Introduction to Humanities Course Schedule:
The 16-week course moves at a slower pace, usually spending several weeks on one module, whereas the 8-week course covers one module in its entirety per week.
Module One: Orientation
Introduces students to the Humanities Department, discusses their learning styles, and reads and analyzes a Primary Source.
Module Two: Ancient Civilizations
African Empires: Africa opens with a look at how they formed all of humanity. Students examine the ancient Antiquities civilizations through the art, policies, and social structure that characterized their culture.
Greek and Roman cultures: The Greeks and the Romans open with a look at how they formed their society and see if we can learn about their culture via their successes and failures.
Abrahamic Religion: Students spent the first few weeks reading through the Ancient World's basics and its impact on humanity. Now, students will survey humanity's religious history and evaluate the impact it had on modern-day civilizations. Students will research specific religious questions, which they will turn in at the end of the week online. During our second session of the class, students will conduct an exploration interview on a student.
Module Three: Middle Ages
The Middle Ages: Understanding why religion plays a central role in our lives is the focus of this week's reading. Atheist, Agnostic, or believer, we are all affected by the spiritual side of nature. This week's task is to uncover the role of religion within society and how we connect to it. Further, how did Christianity race to the front of the line and dominate the world for thousands of years?
The Renaissance and Baroque: The gentlemen, and rarely mentioned women, of the Renaissance were historically curious about the world. They worked tirelessly to restore ancient manuscripts, often "devoting their entire lives to the recovery, copying, and editing of Latin & Greek manuscripts" to preserve and convert them to their former glory. Scholars credit Persian Philosopher Avicenna with the sole preservation of over half of Aristotle's manuscripts on medicine, science, biology, logic, and rhetoric. The Renaissance was a wild exploration outside Catholicism's gripes and into the world of nature and the human experience. This week involves a journey through the unrestrained and unhedged nature of humanity.
The Rise of Reason: This week, students explored the critical thinking skill of Persuasive Expression, which is one of the most complex skills of critical thinking - express yourself intelligently but forcefully! This week students will design an oral presentation in the manner of Science & Reason over emotions & passions.

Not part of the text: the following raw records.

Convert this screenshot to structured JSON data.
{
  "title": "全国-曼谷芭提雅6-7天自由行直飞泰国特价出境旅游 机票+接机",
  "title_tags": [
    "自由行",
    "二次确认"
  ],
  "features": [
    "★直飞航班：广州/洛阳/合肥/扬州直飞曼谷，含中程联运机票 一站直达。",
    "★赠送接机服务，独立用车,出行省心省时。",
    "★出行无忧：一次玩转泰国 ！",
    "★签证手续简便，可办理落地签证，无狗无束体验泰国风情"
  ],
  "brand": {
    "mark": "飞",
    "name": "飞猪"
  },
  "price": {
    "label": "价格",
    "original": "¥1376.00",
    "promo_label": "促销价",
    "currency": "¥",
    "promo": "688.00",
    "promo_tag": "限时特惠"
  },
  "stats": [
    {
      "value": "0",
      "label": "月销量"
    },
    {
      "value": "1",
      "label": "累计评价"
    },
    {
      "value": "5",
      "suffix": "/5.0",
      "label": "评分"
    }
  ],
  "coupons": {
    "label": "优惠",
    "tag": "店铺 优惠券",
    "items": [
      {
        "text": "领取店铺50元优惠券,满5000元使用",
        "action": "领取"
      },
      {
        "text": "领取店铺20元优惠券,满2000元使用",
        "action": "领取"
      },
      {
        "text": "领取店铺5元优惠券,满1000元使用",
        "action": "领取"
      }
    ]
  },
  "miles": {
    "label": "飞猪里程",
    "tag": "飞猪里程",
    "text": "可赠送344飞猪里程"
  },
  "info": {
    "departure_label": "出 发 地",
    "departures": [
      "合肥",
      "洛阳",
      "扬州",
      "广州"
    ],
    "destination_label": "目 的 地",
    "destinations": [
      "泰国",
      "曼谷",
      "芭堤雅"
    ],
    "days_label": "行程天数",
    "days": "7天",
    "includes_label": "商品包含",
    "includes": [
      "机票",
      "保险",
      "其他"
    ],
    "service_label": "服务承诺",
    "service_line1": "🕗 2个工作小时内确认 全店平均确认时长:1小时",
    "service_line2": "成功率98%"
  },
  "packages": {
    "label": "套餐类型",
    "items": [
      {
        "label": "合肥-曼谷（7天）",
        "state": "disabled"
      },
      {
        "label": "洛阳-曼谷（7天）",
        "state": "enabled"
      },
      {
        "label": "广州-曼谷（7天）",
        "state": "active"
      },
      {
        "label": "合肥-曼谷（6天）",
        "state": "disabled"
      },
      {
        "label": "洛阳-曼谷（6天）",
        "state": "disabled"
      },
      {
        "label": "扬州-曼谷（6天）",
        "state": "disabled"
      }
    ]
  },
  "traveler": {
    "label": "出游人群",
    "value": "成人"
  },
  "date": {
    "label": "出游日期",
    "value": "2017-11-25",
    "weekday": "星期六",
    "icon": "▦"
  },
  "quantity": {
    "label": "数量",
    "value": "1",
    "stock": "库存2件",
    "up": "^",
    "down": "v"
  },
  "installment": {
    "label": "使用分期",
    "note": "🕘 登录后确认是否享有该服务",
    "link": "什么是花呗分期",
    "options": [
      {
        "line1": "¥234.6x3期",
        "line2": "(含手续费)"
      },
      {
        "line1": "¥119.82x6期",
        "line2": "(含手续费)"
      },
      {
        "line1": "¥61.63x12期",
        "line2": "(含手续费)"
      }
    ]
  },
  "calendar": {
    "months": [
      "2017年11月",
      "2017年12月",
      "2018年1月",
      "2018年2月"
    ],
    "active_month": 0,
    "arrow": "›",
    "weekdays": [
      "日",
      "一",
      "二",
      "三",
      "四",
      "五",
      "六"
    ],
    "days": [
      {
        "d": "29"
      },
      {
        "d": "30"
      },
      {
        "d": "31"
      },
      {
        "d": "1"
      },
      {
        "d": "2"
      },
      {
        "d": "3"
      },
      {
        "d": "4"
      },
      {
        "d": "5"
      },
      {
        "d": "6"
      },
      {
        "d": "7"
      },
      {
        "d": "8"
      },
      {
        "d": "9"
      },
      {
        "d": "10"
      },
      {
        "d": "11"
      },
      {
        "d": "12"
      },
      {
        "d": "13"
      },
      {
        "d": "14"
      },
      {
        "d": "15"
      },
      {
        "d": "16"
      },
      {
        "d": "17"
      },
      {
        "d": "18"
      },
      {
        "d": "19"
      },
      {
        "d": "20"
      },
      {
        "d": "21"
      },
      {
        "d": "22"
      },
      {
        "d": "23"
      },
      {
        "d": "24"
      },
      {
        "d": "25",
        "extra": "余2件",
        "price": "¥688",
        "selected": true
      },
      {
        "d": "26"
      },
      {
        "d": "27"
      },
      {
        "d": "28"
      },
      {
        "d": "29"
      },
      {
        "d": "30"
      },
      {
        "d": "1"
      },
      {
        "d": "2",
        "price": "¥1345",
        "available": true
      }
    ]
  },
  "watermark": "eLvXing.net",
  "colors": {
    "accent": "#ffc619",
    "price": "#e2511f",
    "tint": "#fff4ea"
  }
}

Along with the oral presentation, students will submit a written version of their speech. The Age of Enlightenment is an exciting time when humanity refused to live on Blind Faith alone and questioned EVERYTHING!